futurethink is launching another round of innovator interviews to share insights and best practices from leading innovation practitioners. All of these interviews are free to download once you’ve registered on futurethink‘s website.
Our first interview in this series is with Tony Tomazic, Director of Consumer Innovations at Humana. In his leadership role in the Humana Innovation Center, Mr. Tomazic focuses on developing and implementing programs to engage consumers in their health and promote well-being.
Below is an excerpt from his interview. The full version can be download here. Read the rest of this entry »
20 April 09
More and more companies are tapping the ‘wisdom of crowds’ to develop new products. The latest company to capitalize on this trend is LG Electronics.
LG Mobile Phones is challenging consumers to design the next LG mobile phone. The company is partnering with crowdSPRING (an online marketplace for creative services) and Autodesk (a leader in 2D and 3D design and engineering software) to define the future of personal mobile communication. The competition starts today, April 20th, and runs until June 7, 2009.
Visit www.crowdspring.com/LG to learn more and submit your designs.
24 October 08
At the Convergence 2008 conference on automotive electronics yesterday, BMW announced that it is looking for partners with which to collaborate on an open-source car computing platform. No other auto companies have officially signed on to collaborate, though Chrysler, Ford, GM, and Honda have reportedly expressed interest. BMW’s goal, with or without partners, is to have an open-source operating system in a vehicle selling 200,000 or more units over the next five to seven years. Read the rest of this entry »
22 July 08
The New York Times ran a great piece this morning about InnoCentive, a company that helps connect companies and their challenges with people who might be able to solve those challenges. This company has been on our radar for a while, as they’ve carved out an interesting niche in the innovation world by providing sort of a marketplace for ideas.
It’s a pretty simple system, really. Companies post specific challenges to InnoCentive’s online database. InnoCentive helps these companies refine each challenge, and a “prize” is attached to it (usually between $10,000 and $25,000). The company posting each challenge is kept hidden. Anyone can log onto InnoCentive’s database and try to solve one of the challenges. Once someone comes up with a solution, they inform InnoCentive, transfer IP rights over to the company who posted the problem, collect their prize, and it’s done.
The beautiful part about this system is that anyone can try to solve the problems in the InnoCentive database. PhD’s, college students, it really doesn’t matter. The company has actually found that most of the “solvers” are people who are completely outside the industry of the challenge at hand.

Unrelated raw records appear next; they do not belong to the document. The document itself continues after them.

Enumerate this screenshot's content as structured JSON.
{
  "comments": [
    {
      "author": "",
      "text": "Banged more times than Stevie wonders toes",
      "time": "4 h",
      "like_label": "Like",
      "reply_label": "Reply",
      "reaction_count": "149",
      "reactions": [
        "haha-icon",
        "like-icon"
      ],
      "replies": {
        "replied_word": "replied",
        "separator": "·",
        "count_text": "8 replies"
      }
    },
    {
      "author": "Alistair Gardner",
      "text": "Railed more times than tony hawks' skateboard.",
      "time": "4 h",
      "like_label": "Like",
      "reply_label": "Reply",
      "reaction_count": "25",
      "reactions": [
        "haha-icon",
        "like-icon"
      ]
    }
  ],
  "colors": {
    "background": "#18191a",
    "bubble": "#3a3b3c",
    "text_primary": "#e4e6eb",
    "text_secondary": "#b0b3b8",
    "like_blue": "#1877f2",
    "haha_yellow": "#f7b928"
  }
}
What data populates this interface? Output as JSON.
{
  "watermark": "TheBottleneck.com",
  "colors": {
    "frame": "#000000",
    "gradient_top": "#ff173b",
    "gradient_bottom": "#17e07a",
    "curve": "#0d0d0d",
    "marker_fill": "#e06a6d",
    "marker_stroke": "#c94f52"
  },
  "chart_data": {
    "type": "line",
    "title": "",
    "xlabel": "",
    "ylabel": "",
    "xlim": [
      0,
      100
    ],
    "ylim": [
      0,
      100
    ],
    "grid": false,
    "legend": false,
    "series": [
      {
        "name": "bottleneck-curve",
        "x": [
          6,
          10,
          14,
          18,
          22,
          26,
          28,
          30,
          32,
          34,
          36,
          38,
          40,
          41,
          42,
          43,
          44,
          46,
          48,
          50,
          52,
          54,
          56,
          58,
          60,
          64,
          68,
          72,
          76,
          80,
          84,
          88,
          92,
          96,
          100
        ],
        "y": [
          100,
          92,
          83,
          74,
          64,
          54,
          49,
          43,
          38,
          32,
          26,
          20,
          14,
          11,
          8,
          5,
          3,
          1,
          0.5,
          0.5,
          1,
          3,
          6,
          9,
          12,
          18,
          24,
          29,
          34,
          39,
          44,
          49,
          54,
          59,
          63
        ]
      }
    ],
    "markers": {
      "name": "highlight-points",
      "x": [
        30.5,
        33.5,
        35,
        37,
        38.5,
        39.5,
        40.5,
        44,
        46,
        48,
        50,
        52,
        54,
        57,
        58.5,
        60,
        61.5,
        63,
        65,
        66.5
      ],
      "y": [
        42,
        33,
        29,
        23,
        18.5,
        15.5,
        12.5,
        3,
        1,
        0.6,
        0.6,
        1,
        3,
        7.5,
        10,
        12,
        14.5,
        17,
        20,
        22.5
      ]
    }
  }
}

From the Times: Read the rest of this entry »
30 April 08
I don’t say this often and usually look at things with a healthy dose of skepticism. However, this is a such a wonderful idea. It’s called the “HealthCare Innovations Exchange” – a government website that offers visitors a compendium of tried and tested innovations across the healthcare sector. Think of them as case studies in innovation written by the innovators themselves.
Complete with a keyword search, and categorized into section like “Stage of Care”, “Setting of Care”, and “Organizational Process”, it’s an easy-to-use site that is filled with real life examples of innovations that have worked.
We’ve always been trained to think that innovation has to be something completely new, but this endeavor is a great reminder that a “fast-follower” strategy can work just as well. So, why reinvent the wheel when you can learn from others? Perhaps this is the beginning of many industry and trade associations to take a leadership role in shaping and mainstreaming how innovation can spread within their sectors. Think about powerful a similar “innovation exchange” can work especially in those industries that are ripe for innovation – airlines, insurance, financial services and more.
Of course, this would mean that contributors have an agenda to push forward a common good, but perhaps associations can play the netural, unbiased role in showcasing innovations that can take an entire industry forward.